It is the rare film that is capable of offending both Trent Lott and Al Sharpton, but "Bringing Down the House" gets the job done, and how. An embarrassment for all concerned, this witless, odd-couple comedy slings separate but equal gibes at blacks and whites . . . and still manages to ridicule gays and Hispanics. Why was this picture made?

And what to make of Queen Latifah's involvement in this sorry debacle? Since she has acknowledged cleaning up the crude script, she clearly read the thing and agreed to play a hip-hop Aunt Jemima anyway. She is also listed as an executive producer of the project.

Steve Martin, whose career has been idling, needed a high-profile movie. But this one? Surely he couldn't have been this desperate for money or attention. His white guy without rhythm doesn't come off as badly as the other white characters. By going along with the program, though, Martin shares responsibility for the film's bigotry.

Martin plays Peter Sanderson, a strait-laced tax attorney who gets his groove on when Charlene Morton (Latifah) invades his staid bourgeois world. Recently divorced, Peter seeks and finds an online love connection with Charlene -- posing as a lanky, blond legal eagle. Hilarity ensues when a loud, plus-size African American shows up at his home for champagne and candlelight.

Charlene, just escaped from prison, claims to be an innocent ex-con who is without resources and needs a lawyer to help clear her record. If he will agree to reopen her case pro bono, she won't sabotage his efforts to woo a crabby billionaire client (Joan Plowright) and to win back the affections of his two adorable children (Kimberly J. Brown and Angus T. Jones) and his lovely wife (Jean Smart).

Over the course of the movie, Charlene assumes the black woman's burden, which entails teaching Peter's son to read (a nudie magazine piques the tyke's interest), saving his daughter from a date-rapist and eventually reuniting him with his wife. But first, she shows him how to dance dirty, talk jive and kick up in the boudoir. (He's so inept at the latter, you'd think white men can't . . . but the evidence doesn't bear this conclusion out.)

Meanwhile Peter puts Charlene in all manner of humiliating situations. At his restricted country club, she is taunted by his ex-wife's inexplicably racist sister Ashley (Missi Pyle), a gold-digger who dates drooling geezers. Another riotous notion.
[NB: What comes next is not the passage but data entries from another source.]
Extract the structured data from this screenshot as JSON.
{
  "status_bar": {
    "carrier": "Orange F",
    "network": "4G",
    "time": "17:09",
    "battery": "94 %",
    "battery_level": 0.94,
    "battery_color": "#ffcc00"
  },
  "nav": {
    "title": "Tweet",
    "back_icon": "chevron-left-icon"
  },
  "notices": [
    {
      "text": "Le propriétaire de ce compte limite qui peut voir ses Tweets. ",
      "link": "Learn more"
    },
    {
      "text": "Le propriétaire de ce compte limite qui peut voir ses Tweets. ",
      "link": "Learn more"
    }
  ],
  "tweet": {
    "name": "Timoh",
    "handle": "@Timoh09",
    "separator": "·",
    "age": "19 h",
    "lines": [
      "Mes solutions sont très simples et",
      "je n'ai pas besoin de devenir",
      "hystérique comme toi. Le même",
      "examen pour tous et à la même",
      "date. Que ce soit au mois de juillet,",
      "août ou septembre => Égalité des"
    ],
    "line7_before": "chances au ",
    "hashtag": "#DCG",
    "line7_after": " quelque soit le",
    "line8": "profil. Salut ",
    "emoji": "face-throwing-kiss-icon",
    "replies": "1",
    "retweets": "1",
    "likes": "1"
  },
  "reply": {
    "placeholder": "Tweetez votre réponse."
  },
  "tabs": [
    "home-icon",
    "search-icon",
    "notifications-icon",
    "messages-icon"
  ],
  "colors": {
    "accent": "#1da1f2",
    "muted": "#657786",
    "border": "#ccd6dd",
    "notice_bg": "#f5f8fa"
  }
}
Charlene does get back at Ashley in a surprisingly vicious rumble in the ladies' room.

But Charlene must swallow her pride when Peter begs her to wear a maid's uniform and serve dinner to his prospective client. Though the dowager is obviously British, she begins to reminisce about the black family servants of her childhood. Then she begins to warble a happy darky song from her days on the plantation: "Massa gonna sell some slaves today . . . " She invites Charlene to sing along.

There's another nasty incident involving Peter's nosy, intolerant neighbor (Betty White). Lest the neighbor discover Charlene on the stoop, Peter shoves her into the shrubbery. "I thought I heard a Negro," says the busybody. "No Negro here," he assures her.

Predictably, Peter and Charlene eventually bond and he screws up the courage to help clear her name. To do so, he must corner the real culprit in an all-black nightclub in the ghetto. His idiotic attempt to fit in with the homies is the movie's high point -- for whatever that's worth.

Even with two talented comic actors like Latifah and Martin aboard, the few laughs must be dragged kicking and screaming from this clash of cultural stereotypes. Eugene Levy steals the show with his deadpan delivery of hipster speak and his dogged pursuit of the sassy heroine. Levy also portrays one of the film's few likable characters of any shade. (Condolences to White, Plowright and Pyle.)

Jason Filardi, a first-time screenwriter, includes only one middle-class black character: Peter's seldom-seen secretary. To watch this movie, you would think that virtually all whites are rich, snooty and stupid, and that virtually all blacks are poor, thuggish and stupid.

The moviemakers leave us with a message that only they have managed to avoid: Yes, we are a diverse nation, but can't we all get along?

Bringing Down the House (105 minutes, at area theaters) is rated PG-13 for language, sexual humor and drug content.

Steve Martin, left, Queen Latifah and Eugene Levy in the politically incorrect "Bringing Down the House," which somehow manages to insult practically everyone.